:: PROBLEM TO WORK ON ::
Please count every line of the following material that holds "back" and give the total alone.

DATASET RECORDS START

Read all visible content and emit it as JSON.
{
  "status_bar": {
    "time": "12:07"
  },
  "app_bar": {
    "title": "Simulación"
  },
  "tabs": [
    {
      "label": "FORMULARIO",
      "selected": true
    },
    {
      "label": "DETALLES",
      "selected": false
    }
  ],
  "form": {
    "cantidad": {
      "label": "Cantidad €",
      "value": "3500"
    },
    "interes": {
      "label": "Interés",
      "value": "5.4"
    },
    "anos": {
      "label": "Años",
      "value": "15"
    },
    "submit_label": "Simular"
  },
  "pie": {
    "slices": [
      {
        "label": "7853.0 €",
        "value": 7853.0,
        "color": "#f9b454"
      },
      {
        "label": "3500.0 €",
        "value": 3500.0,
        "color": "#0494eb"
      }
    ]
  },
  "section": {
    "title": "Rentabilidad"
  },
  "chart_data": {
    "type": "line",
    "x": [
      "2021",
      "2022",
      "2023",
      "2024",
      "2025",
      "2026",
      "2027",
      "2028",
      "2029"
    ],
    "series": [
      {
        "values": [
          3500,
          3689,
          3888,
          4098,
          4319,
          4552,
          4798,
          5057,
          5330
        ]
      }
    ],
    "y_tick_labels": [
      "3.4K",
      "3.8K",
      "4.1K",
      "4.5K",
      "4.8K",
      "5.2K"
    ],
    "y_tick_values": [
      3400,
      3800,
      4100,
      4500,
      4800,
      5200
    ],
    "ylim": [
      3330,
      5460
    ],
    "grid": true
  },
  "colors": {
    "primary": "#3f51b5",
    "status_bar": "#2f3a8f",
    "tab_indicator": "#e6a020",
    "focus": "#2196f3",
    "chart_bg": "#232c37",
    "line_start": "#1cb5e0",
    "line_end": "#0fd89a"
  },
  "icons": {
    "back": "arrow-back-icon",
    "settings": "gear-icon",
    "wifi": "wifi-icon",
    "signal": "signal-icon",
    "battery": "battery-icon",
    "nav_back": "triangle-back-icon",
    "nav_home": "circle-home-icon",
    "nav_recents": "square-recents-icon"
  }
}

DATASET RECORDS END
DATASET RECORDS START

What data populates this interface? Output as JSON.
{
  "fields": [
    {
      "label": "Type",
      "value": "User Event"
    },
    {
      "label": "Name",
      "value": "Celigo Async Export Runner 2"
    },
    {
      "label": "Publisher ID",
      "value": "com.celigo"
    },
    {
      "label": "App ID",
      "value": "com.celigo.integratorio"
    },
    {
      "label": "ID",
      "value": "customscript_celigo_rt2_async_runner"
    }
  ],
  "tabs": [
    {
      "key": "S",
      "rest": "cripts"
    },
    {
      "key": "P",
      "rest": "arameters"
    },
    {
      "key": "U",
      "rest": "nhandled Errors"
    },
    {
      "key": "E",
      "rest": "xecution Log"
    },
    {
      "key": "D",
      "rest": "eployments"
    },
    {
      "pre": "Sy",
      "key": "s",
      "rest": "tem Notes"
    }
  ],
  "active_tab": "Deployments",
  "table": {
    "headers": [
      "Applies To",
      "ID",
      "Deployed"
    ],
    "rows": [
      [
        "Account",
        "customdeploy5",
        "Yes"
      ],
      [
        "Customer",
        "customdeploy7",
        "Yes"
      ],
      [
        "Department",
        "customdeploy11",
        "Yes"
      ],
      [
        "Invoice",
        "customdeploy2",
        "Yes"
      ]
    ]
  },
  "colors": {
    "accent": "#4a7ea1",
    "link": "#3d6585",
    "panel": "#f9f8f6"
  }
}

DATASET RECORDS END

:: ANSWER BOX ::
2